You may be renting a home right now and thinking that you would like to own your own home someday. Many people choose homeownership for the permanency and security it provides for themselves and their loved ones. Homeownership offers the owner a number of personal and financial benefits like having pride in owning a home and income tax breaks. Besides, homeownership is often times a sound investment. For whatever reason, some people continue to rent despite the advantages of owning a home. Maybe they don’t have enough money for a down payment, or maybe they don’t qualify for a mortgage at the moment. Maybe they don’t understand homeownership and the idea intimidates them, or maybe they just haven’t decided to make the commitment. Well, did you know that you can rent to own a home? If any of the “maybe’s” above sound like you, then a rent-to-own home may be a good choice for you.
When a homeowner lists their property as a rent-to-own property and accepts an offer from a prospective tenant, they enter an agreement. In this agreement, the homeowner, who is now the landlord, and the tenant agree on leasing terms which include and are not limited to the duration of the lease and monthly payments. At this time, the homeowner takes the property off the market and the tenant pays an option consideration as compensation. The tenant has the option to purchase the property anytime during the lease or at the end of the lease depending on the agreement. The homeowner may also include the purchase price or pricing conditions in the agreement.
While you’re renting to own your property, you have time to build your credit score so that you may qualify for a mortgage loan. Per the agreement, a portion of the rent paid may be allocated to the purchase price of the home. Unlike renting without the option to purchase, your rent money can become investment money. Nevertheless, you could lose your investment if you cannot secure a mortgage loan or neglect to fulfill the terms of the agreement.
In the real estate industry, this rent-to-own option is referred to as a lease purchase and sometimes a lease option. There are subtle differences between the two, so be sure that you fully understand the type of property you’re considering and the terms of the agreement. Remember that this is your investment, so feel free to negotiate!
Maturity– The date on which the principal balance or amount of a financial/debt instrument becomes due to be paid and payable. Examples of financial instruments that have a maturity date are:
The maturity date informs the investor/lender of how long interest payments will be received and at what date the principal is expected to be paid in full.
For homebuyers, when you take out a mortgage loan you’re responsible to pay your investor/lender an assured amount of money every month for an agreed period of time. After the full amount is paid back as promised, the loan matures and the interest payments discontinue. When the maturity date is reached, the principal is paid back in full and the debt is completely satisfied, your lender will no longer have a claim on your property that you now own.
The short answer is that Real Estate Agents get paid a commission when the deal is sealed; they get paid after a property transaction is complete. You will almost always hear this process being referred to as a closing.

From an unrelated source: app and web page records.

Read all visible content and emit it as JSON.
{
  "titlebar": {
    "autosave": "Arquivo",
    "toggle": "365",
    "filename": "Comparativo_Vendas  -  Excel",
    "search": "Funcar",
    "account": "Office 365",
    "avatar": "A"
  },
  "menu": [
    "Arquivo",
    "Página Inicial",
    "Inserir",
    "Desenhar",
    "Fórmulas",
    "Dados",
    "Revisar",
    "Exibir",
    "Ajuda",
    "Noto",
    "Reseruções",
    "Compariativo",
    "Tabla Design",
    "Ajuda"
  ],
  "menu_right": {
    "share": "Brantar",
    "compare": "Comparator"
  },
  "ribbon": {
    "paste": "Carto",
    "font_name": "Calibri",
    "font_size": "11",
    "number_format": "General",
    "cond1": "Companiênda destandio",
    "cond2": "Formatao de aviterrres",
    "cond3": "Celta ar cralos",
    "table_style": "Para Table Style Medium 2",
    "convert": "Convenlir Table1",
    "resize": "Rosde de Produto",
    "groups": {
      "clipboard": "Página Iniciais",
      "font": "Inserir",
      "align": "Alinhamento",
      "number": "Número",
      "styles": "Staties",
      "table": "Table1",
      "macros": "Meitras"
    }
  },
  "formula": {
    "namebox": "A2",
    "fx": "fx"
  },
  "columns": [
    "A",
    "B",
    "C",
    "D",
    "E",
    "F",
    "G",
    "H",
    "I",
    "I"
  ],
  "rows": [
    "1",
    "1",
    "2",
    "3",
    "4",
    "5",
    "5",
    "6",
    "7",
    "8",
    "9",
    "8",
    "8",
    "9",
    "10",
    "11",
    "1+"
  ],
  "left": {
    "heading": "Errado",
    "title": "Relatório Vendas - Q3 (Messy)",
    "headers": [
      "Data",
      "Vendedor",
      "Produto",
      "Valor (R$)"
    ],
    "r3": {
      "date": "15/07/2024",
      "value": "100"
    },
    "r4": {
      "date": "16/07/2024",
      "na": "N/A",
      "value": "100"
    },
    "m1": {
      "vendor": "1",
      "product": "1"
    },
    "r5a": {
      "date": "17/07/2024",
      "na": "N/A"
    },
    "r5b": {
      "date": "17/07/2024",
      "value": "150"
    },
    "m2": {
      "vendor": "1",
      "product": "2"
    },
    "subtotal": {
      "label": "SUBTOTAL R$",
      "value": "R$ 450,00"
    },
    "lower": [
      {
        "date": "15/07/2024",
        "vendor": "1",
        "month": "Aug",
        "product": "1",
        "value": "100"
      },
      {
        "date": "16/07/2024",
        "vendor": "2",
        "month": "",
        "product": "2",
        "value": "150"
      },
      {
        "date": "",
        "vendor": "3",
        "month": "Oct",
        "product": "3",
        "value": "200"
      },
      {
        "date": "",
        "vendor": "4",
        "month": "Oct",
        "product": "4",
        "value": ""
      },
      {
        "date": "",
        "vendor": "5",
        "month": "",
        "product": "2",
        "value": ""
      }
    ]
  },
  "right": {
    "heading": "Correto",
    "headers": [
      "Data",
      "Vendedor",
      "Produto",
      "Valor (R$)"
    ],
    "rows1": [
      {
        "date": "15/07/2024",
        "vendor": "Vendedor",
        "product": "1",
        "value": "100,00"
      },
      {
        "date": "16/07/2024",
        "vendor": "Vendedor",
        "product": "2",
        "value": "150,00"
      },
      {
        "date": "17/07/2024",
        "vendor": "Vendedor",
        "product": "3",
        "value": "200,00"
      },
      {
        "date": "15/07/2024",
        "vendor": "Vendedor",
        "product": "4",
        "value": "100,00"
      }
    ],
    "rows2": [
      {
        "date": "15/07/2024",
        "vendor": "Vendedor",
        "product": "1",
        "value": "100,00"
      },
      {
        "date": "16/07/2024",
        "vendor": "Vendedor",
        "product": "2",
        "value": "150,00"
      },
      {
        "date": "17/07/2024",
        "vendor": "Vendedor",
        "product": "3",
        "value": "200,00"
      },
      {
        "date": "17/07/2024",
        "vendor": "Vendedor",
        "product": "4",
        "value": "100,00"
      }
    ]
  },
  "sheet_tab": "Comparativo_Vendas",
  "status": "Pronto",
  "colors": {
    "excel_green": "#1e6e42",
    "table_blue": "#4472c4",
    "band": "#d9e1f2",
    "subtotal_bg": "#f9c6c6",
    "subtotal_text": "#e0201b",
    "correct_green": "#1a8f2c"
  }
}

A real estate transaction typically involves two different agents. Let’s look at the two types of Real Estate Agents and how each of them is paid.
1. One agent is the Listing Agent/Broker:
For property owners wanting to sell their home, a listing agent is the most essential. This agent will come into an agreement with a property owner to represent them in the sale of their property. The agent has several key responsibilities to the property owner which he/she must accomplish in order to effectively sell the property. The entire real estate commission is being compensated by the seller. Remember, a real estate transaction can be negotiated in numerous ways. This means that the buyer could even end up paying some or all of the sales commission.
2. The other agent will be the Buyer’s Agent, also referred to as the Selling Agent:
A buyer’s agent is required to call attention to the buyer, any flaws they realize or identify about involving the property. However, a buyer can request that the home have an inspection by a licensed home inspector. If it’s written in as part of the offer, seller will pay for the inspection. The agent writing up the offer will assist you with that. Also the seller can check with neighbors regarding the history of the home; sometimes certain things aren’t disclosed, but may be required bylaw. However, they are also paid by commission.
Commission fees vary from state to state and can fall anywhere from 5%-10% of the sale price. The agents may negotiate these fees which are shared between the two of them.
Now, I hope this gives you a better understanding of how your agent is paid when you’re buying or selling your home.